This paper was produced as a response to a query from one of our members.

To Reverse or Not to Reverse, for that is the Question?

The Problem:

Does anyone have a policy of only reverse parking and if so what rationale did you use to implement it?

There are a myriad of moments during everyday life when a common behaviour may be performed in one of two ways, cleaving the world into two feuding camps. There are those that insist driving forward into a car park is trading short-term gain for long-term pain while many individuals maintain that going in forward is the natural thing to do. Then there are your sensible fence sitters which maintain that it depends on the circumstance. So all in all, some find it easier pulling in forwards, some find it easier reversing, no biggie…right?

The Royal Society for the Prevention of Accidents said: “In general it is preferable to allow the driver a choice, depending on the car park layout or circumstance.”


The Institute of Advanced Motorists (IAM) said: “reversing into a space meant cars were in a safer position for pulling away.”

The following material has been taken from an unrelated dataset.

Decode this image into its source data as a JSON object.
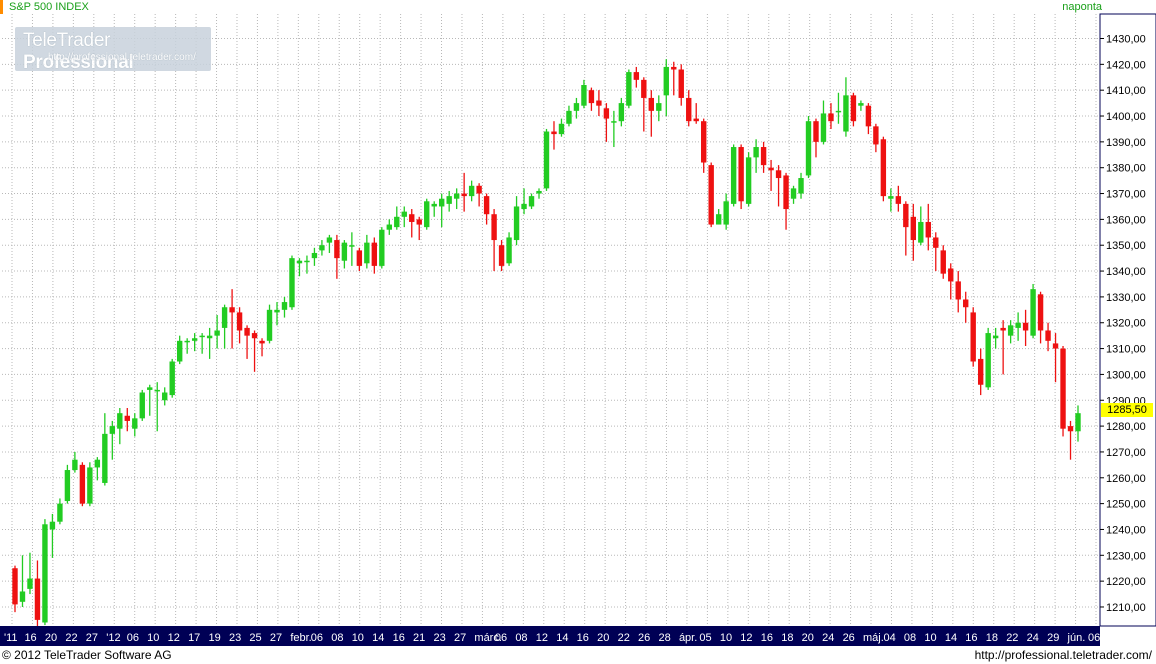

A few common arguments for and against:


  • You shouldn’t reverse out into a stream of traffic.
  • When going in reverse your steering wheels are at the back so you can manoeuvre the car more accurately
  • More visibility of pedestrians and potential obstructions
  • Load the trunk of your car while standing in the way of traffic
  • When people arrive they are mentally fresh and quite aware of their surroundings


  • You are going forwards into a small space and reversing into a big space
  • If you use your mirrors and look around before reversing out, safety should not be an issue
  • Reversing into a park means that people exit faster from a parking space and will be less vigilant on their way out
  • loading groceries when one’s trunk was nestled up close to another vehicle can be difficult
  • Head in parking minimizes the risk of denting an adjacent parked car